Red Hat have been positioning themselves over the last two years as a cloud product provider. Programs such as their partner program have provided customers with a level of confidence that their partners can deliver safe, scalable and highly supported cloud environments. Last week they announced a comprehensive Platform as a Service (PaaS) cloud strategy, so I was interested to see what this is all about.
Claiming to be the only vendor capable of delivering an open source flexible cloud stack, including operating system, middleware and virtualization. Red Hat PaaS allows organisations, cloud providers and Software as a Service(SaaS) vendors to take existing applications and develop new applications then deploy them to a wide range of public and private clouds.
The PaaS is built around the proven JBoss enterprise server. This enables developers to build applications using frameworks and programming languages of their choice including Java, Groovy and Ruby. JBoss developer studio provides a comprehensive development environment for building and deploying applications to cloud instances. A key feature is that developers can leverage their existing skill set and do not have to learn new API’s to work with the Red Hat PaaS.
For deployment, JBoss provides cloud images that are available through a number of cloud providers as well as being able to run on private clouds. Examples of where the images can be deployed include Red Hat Enterprise Virtualization, Amazon EC2 and Windows Hyper-V. A wide variety of options here offers organisations the ability to deploy existing applications to the cloud without having to rewrite them.

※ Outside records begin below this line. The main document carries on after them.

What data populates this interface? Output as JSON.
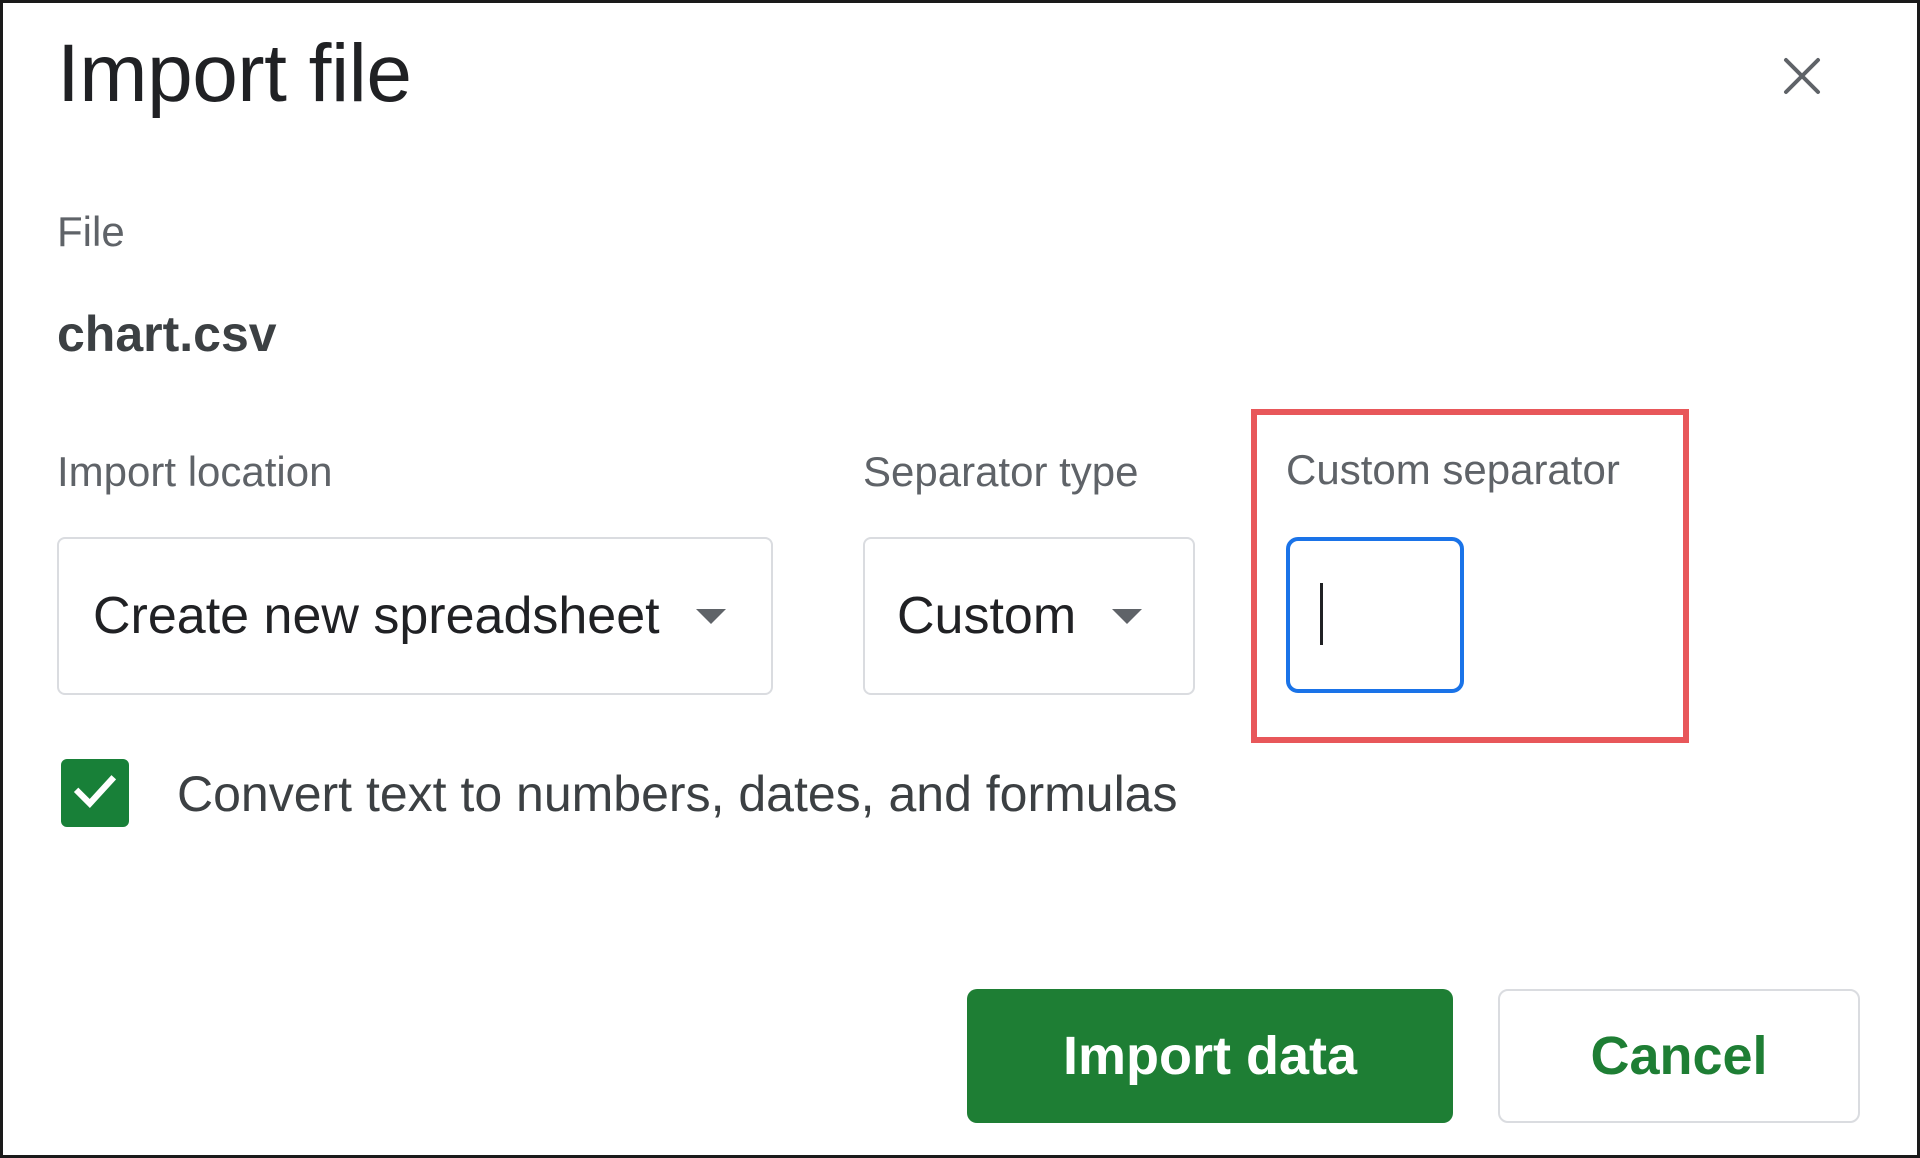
{
  "dialog": {
    "title": "Import file",
    "close_icon": "close-icon"
  },
  "file": {
    "label": "File",
    "name": "chart.csv"
  },
  "import_location": {
    "label": "Import location",
    "value": "Create new spreadsheet"
  },
  "separator_type": {
    "label": "Separator type",
    "value": "Custom"
  },
  "custom_separator": {
    "label": "Custom separator",
    "value": "",
    "highlight_color": "#e8575a"
  },
  "convert_option": {
    "label": "Convert text to numbers, dates, and formulas",
    "checked": true
  },
  "actions": {
    "import_label": "Import data",
    "cancel_label": "Cancel"
  },
  "colors": {
    "primary_green": "#1e7e34",
    "focus_blue": "#1a73e8"
  }
}
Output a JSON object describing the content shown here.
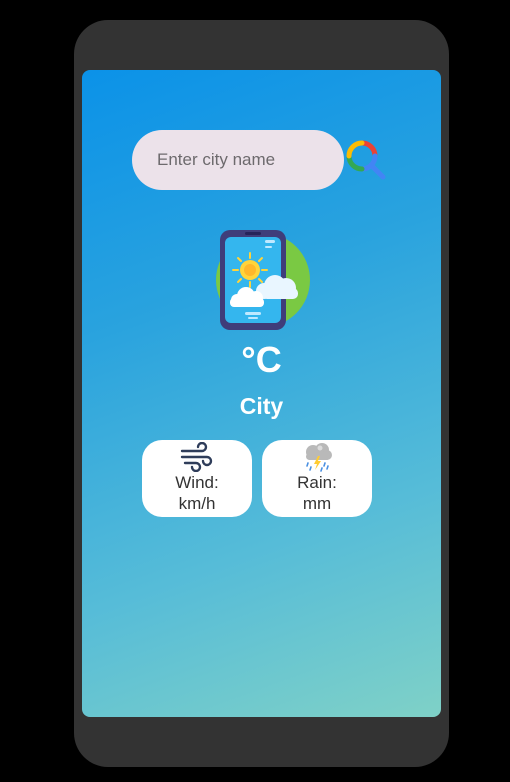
{
  "search": {
    "placeholder": "Enter city name",
    "value": ""
  },
  "weather": {
    "temperature": "",
    "temperature_unit": "°C",
    "city": "City"
  },
  "details": {
    "wind": {
      "label": "Wind:",
      "value": "",
      "unit": "km/h",
      "icon": "wind-icon"
    },
    "rain": {
      "label": "Rain:",
      "value": "",
      "unit": "mm",
      "icon": "rain-cloud-icon"
    }
  },
  "colors": {
    "background": "#000000",
    "phone_frame": "#333333",
    "screen_gradient_start": "#0b92e8",
    "screen_gradient_end": "#7fd1c7",
    "search_field": "#ece2ea",
    "card": "#ffffff",
    "text_light": "#ffffff",
    "text_dark": "#333333"
  }
}
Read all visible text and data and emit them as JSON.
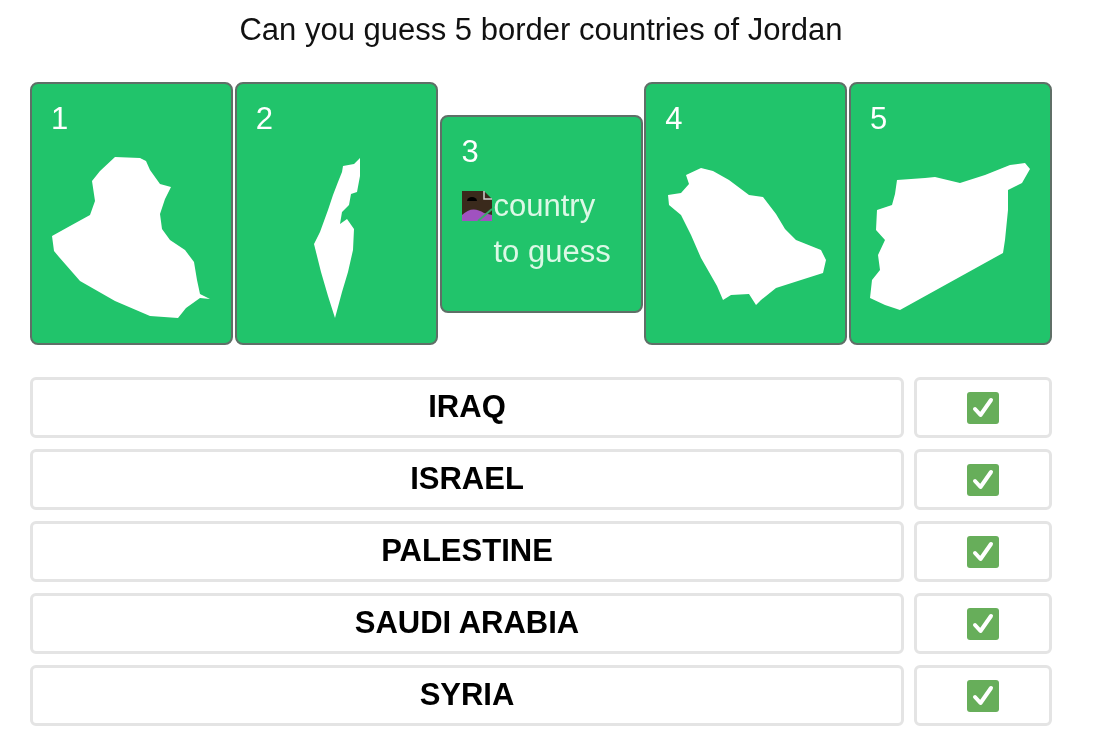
{
  "title": "Can you guess 5 border countries of Jordan",
  "cards": [
    {
      "number": "1",
      "kind": "map"
    },
    {
      "number": "2",
      "kind": "map"
    },
    {
      "number": "3",
      "kind": "placeholder",
      "label": "country to guess"
    },
    {
      "number": "4",
      "kind": "map"
    },
    {
      "number": "5",
      "kind": "map"
    }
  ],
  "answers": [
    {
      "text": "IRAQ",
      "checked": true
    },
    {
      "text": "ISRAEL",
      "checked": true
    },
    {
      "text": "PALESTINE",
      "checked": true
    },
    {
      "text": "SAUDI ARABIA",
      "checked": true
    },
    {
      "text": "SYRIA",
      "checked": true
    }
  ]
}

In summary, this is a welcome development into widening the choices available to people moving to the cloud. The reality is that the offering from Red Hat is a serious choice for developers working in the Java or Ruby worlds. If that’s you, then vendor lock-in for a cloud provider is avoided using the Red Hat PaaS for deployment. If you would like to find out more about PaaS offerings from other vendors and evaluate them then consider taking the Learning Tree Cloud Computing course. The course explains the technology and evaluates vendor offerings in a vendor neutral way.